There are some who think that to meditate on the mystery of predestination is likely to fill us with despair; but it appears to me, as it also did to St. Augustine, that this thought is a most efficacious means of practicing humility, [Lib. de Praedest. et Grat.] because when I meditate upon my eternal salvation I see that it does not depend upon the power of my own free-will, but only upon the Divine mercy. Not trusting to myself, but placing all my hope in God, I must say with the wise Judith: “And therefore let us humble our souls before Him, and continuing in a humble spirit in His service, ask the Lord that He would show His mercy to us.” [Jud. viii, 16, 17]
49. It is a special gift of God to know how to govern the tongue, as the preacher says in his Proverbs: “It is the Lord who governs the tongue”; [Prov. xvi, 1] and when God wishes to confer this gift of His upon anyone, He does so by means of humility. And the Savior teaches us in St. Matthew xii, 34: “Out of the abundance of the heart the mouth speaketh.” Therefore, if the heart is well-regulated by humility, the tongue will be well-regulated also.
He who is humble of heart has but a poor opinion of himself and a good opinion of others; hence it is that he never praises himself or blames others. The humble man speaks but little, and weighs and measures his words so as not to say more than truth and modesty require, and, as his heart is free from vanity, so is his speech.
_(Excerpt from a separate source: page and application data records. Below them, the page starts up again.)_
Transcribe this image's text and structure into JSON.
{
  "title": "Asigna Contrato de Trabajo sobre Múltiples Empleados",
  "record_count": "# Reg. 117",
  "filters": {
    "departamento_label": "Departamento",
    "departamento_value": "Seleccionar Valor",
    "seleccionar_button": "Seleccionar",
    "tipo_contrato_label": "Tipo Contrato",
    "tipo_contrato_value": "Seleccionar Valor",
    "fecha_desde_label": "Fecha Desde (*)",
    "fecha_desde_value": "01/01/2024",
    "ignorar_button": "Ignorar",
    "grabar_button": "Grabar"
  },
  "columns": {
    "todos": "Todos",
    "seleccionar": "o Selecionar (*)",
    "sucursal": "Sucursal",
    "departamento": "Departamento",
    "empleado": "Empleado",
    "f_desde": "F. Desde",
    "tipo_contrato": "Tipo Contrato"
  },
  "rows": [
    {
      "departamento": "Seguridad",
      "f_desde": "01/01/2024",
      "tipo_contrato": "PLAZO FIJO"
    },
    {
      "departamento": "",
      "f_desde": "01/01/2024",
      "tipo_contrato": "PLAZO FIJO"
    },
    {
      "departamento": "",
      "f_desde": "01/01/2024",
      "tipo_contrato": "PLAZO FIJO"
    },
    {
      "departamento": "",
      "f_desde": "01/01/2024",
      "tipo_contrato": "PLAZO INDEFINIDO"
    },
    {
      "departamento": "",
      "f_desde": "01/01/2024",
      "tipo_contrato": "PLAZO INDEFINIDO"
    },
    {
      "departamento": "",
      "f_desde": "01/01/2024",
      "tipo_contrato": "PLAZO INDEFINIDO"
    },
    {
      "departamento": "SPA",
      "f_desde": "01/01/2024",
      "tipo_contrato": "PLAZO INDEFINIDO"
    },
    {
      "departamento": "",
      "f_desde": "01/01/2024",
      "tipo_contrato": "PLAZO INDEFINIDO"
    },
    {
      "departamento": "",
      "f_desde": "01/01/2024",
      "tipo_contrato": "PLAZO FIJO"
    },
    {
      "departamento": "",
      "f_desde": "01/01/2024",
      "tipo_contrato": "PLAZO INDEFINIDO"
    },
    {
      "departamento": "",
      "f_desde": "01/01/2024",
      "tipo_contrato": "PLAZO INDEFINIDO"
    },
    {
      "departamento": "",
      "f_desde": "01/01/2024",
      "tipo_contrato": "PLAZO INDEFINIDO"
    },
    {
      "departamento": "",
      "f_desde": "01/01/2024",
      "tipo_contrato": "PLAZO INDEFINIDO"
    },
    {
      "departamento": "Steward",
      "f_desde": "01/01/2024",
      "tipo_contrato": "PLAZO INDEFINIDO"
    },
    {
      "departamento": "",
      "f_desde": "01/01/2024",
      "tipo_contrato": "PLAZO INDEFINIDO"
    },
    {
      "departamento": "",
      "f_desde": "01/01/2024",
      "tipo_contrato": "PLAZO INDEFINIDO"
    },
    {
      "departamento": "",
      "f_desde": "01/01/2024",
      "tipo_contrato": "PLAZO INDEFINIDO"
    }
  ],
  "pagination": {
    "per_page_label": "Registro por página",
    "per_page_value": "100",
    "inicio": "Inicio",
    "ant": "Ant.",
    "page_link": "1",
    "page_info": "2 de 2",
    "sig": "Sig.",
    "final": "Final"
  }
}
We argue therefore that there can be little or no humility in our hearts when there is little or no circumspection in our speech. “Their heart is vain,” says the prophet, and this is the reason why he also adds: “Their throat is an open sepulcher.” [Ps. v, 10, 11] We speak of those things that fill the heart, “For out of the abundance of the heart the mouth speaketh,” [Luke vi, 45] and our speech will determine whether truth or vanity predominates in our hearts. It is well to ask God to curb our tongue, but let us also ask Him to give humility to our heart, for this alone will be a most powerful curb.